Report the lines of the data below that contain the string "number".

[[ MATERIAL FOR THE TASK, beginning ]]

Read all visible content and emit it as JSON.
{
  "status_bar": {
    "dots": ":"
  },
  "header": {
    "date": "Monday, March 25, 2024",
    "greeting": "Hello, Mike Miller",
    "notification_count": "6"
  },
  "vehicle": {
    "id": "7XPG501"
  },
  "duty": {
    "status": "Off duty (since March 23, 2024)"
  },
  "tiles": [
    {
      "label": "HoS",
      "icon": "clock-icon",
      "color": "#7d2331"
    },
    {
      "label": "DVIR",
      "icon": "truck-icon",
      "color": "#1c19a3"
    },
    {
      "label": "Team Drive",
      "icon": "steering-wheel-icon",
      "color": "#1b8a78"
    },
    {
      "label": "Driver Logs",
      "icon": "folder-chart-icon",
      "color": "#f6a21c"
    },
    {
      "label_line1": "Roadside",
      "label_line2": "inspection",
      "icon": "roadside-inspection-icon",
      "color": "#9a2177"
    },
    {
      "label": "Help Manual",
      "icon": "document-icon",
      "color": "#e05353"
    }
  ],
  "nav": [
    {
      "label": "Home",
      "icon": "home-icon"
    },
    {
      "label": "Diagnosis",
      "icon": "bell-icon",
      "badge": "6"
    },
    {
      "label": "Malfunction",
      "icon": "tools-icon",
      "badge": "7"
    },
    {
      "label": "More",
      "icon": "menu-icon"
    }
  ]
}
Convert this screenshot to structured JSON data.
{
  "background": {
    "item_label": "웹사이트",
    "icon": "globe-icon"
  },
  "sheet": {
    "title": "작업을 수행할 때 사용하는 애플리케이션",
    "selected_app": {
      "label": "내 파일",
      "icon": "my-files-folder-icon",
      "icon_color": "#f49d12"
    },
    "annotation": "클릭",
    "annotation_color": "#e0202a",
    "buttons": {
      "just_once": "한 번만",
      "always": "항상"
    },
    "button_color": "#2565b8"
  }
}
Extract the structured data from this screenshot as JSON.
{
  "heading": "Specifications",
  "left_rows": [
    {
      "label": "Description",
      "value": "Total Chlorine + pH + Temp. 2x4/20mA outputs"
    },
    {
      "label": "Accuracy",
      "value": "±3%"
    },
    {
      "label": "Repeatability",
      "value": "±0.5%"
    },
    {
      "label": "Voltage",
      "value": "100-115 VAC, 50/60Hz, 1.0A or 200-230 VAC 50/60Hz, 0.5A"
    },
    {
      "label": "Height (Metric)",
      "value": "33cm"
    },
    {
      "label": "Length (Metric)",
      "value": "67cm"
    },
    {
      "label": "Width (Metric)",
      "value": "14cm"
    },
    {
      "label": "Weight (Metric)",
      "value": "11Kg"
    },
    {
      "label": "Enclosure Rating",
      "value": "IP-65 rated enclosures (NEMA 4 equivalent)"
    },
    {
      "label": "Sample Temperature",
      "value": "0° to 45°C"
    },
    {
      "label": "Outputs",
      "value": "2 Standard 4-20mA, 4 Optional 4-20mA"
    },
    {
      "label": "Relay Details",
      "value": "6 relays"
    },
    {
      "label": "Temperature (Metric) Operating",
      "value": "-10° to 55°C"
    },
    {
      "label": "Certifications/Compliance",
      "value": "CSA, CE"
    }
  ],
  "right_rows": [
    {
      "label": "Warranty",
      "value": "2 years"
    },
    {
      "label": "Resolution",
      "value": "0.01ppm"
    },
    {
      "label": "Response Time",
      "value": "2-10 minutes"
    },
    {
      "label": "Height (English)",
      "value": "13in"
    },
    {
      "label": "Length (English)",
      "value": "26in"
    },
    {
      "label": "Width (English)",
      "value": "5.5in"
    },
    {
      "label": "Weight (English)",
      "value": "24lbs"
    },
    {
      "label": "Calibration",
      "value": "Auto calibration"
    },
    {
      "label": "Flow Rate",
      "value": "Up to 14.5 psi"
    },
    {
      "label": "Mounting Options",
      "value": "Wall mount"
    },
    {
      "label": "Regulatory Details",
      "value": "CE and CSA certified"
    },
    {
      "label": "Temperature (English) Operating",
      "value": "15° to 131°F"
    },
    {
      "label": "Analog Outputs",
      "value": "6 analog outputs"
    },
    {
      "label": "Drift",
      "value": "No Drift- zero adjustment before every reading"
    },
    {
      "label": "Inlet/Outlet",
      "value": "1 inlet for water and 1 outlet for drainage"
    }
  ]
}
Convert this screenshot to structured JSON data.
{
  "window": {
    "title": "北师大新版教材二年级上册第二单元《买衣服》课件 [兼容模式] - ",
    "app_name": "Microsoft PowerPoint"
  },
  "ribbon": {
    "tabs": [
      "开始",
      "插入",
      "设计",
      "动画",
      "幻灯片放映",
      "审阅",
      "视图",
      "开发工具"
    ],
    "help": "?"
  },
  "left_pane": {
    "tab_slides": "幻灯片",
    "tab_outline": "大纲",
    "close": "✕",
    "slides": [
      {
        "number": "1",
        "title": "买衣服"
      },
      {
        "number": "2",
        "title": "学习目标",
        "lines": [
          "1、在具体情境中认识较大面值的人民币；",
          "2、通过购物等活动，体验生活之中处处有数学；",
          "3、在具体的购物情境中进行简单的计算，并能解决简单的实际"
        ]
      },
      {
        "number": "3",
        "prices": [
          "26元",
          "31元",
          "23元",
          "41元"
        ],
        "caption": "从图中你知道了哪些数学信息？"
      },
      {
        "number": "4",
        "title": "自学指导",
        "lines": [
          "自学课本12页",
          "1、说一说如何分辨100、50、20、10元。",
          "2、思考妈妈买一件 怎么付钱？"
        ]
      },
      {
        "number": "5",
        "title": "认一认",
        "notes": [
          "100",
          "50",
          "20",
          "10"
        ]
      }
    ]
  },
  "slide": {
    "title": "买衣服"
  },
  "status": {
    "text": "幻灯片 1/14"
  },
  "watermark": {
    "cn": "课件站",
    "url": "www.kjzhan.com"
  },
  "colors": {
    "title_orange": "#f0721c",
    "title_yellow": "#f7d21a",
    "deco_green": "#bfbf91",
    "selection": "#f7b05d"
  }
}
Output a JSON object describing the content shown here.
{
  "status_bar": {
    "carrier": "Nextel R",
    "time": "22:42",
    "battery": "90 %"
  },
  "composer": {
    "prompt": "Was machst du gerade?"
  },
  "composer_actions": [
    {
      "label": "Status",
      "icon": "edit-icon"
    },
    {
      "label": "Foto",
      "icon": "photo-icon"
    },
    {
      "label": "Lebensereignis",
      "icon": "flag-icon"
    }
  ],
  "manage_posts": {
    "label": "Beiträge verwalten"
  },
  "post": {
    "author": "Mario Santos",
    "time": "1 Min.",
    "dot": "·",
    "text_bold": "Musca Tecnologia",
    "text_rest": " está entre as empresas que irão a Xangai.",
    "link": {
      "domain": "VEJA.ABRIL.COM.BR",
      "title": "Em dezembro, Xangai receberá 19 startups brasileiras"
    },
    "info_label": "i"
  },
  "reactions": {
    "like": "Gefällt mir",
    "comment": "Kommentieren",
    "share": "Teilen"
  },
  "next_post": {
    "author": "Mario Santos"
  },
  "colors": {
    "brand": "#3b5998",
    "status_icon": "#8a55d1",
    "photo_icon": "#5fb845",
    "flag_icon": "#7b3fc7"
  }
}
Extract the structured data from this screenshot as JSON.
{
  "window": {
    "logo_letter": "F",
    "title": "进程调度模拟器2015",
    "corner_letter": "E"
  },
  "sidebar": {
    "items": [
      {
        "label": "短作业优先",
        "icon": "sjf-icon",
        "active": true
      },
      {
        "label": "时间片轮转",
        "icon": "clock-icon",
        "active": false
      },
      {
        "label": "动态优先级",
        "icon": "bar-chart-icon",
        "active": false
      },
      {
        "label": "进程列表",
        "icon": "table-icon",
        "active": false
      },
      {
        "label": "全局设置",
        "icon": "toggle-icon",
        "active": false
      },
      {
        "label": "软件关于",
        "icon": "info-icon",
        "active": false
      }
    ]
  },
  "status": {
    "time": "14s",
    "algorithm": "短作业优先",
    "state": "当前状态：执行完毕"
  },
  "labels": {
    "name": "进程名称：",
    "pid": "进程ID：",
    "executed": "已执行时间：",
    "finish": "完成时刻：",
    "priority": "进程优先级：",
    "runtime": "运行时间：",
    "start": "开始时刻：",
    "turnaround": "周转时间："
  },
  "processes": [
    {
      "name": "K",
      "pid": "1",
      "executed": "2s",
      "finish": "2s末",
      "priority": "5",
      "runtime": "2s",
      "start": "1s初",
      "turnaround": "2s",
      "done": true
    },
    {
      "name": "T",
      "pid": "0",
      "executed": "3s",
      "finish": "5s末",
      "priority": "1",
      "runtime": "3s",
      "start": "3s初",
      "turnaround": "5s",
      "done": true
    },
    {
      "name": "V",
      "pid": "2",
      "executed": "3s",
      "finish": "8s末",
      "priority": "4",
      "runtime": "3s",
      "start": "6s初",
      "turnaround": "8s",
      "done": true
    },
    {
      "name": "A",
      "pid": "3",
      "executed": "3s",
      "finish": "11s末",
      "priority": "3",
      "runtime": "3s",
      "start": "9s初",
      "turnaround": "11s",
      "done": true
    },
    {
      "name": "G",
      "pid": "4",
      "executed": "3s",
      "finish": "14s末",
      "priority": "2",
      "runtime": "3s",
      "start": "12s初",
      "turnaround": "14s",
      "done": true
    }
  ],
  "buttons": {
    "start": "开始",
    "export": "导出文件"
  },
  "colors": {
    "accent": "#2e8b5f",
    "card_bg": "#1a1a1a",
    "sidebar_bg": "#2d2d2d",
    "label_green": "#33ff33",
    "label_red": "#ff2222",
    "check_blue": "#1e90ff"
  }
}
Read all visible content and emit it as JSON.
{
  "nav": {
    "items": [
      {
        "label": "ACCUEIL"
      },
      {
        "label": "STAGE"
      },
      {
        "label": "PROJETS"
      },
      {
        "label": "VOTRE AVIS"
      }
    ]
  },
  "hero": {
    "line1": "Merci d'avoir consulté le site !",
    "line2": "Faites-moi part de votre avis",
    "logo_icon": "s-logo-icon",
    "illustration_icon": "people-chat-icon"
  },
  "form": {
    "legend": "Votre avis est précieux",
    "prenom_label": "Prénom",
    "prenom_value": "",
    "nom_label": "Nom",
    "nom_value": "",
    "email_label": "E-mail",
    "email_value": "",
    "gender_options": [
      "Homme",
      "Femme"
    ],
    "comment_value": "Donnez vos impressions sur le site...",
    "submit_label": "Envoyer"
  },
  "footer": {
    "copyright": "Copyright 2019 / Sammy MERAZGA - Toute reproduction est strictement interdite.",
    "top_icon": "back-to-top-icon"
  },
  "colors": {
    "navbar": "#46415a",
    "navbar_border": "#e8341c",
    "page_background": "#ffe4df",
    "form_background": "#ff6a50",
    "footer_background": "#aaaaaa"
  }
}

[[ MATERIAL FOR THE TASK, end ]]

▶ [TASK RESULT]:
        "number": "1",
        "number": "2",
        "number": "3",
        "number": "4",
        "number": "5",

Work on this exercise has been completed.